▶ _WHAT TO DO_: Search the data for the word "Stock" and copy out every line that has it.

......

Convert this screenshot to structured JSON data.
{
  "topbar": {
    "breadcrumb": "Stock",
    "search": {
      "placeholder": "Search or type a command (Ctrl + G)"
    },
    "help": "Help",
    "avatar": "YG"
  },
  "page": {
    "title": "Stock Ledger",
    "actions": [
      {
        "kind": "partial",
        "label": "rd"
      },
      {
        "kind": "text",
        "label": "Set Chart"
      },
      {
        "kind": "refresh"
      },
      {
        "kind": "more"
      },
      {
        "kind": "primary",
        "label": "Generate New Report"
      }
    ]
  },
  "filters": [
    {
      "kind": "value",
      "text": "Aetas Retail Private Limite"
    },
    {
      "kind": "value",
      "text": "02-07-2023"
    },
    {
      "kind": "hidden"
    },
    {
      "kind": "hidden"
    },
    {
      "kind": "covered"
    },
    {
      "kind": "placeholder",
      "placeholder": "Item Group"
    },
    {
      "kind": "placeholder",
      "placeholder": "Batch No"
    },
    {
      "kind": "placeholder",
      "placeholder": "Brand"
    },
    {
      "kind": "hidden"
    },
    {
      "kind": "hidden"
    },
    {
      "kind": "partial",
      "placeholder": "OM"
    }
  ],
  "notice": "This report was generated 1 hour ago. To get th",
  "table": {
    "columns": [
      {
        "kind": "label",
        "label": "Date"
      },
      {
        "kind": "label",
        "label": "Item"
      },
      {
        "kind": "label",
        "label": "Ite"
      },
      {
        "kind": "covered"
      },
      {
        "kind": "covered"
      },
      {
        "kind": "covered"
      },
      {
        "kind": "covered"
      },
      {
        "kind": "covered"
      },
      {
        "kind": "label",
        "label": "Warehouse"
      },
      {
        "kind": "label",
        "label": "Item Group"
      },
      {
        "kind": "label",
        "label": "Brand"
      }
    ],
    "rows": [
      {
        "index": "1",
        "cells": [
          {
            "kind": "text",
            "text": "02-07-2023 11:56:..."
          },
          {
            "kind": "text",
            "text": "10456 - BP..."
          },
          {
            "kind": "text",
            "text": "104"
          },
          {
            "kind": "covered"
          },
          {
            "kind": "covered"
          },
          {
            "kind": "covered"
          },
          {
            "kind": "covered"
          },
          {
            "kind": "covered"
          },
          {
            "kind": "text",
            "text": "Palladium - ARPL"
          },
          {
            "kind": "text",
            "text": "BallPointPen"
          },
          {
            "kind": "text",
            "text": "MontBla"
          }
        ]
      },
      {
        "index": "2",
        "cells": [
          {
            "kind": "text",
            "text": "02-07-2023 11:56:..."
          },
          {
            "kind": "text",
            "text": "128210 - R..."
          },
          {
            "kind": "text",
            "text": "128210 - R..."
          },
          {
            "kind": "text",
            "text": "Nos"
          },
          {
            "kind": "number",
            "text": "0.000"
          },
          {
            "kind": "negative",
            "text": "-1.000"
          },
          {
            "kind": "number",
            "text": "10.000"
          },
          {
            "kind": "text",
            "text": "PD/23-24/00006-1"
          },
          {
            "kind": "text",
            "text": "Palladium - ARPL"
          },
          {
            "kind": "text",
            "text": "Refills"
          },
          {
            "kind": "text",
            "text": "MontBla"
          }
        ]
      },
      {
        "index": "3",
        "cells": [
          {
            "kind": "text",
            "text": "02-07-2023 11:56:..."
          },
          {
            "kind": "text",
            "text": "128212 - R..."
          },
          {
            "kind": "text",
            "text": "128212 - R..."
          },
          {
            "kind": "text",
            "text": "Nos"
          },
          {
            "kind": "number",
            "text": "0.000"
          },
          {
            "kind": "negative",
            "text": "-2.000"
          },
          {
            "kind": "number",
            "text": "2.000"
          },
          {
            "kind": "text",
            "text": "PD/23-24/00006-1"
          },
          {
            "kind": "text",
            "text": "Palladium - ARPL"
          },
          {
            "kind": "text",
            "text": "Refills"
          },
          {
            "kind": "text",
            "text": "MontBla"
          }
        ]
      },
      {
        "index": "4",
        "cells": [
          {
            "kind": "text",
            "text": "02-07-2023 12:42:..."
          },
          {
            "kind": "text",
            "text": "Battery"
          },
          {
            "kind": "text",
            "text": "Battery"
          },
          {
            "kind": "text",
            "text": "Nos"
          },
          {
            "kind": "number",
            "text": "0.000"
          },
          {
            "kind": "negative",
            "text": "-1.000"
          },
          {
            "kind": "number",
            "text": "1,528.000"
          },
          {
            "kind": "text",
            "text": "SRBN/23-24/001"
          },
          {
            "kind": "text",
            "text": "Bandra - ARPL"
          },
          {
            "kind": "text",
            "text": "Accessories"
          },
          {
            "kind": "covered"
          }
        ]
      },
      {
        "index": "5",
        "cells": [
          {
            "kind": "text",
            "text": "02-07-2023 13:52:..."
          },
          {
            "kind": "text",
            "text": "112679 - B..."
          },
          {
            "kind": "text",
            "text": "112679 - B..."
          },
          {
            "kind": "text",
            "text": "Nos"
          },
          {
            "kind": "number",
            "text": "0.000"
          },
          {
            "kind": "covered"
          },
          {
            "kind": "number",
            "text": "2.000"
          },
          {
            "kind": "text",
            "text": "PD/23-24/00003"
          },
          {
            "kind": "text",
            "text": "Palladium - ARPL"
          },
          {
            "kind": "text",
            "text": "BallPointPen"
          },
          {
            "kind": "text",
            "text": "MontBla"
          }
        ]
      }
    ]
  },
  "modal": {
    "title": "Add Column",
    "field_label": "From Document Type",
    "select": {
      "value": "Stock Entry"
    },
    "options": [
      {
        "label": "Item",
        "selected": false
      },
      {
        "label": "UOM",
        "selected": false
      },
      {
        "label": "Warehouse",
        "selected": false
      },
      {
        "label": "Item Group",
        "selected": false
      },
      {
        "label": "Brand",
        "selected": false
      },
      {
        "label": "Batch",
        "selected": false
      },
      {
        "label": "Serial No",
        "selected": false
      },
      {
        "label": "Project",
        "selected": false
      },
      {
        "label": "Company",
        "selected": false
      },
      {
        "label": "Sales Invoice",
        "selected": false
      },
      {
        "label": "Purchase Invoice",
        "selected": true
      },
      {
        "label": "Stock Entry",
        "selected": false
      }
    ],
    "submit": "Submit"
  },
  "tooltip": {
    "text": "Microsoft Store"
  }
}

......

▶ _WORKED SOLUTION_:
    "breadcrumb": "Stock",
    "title": "Stock Ledger",
      "value": "Stock Entry"
        "label": "Stock Entry",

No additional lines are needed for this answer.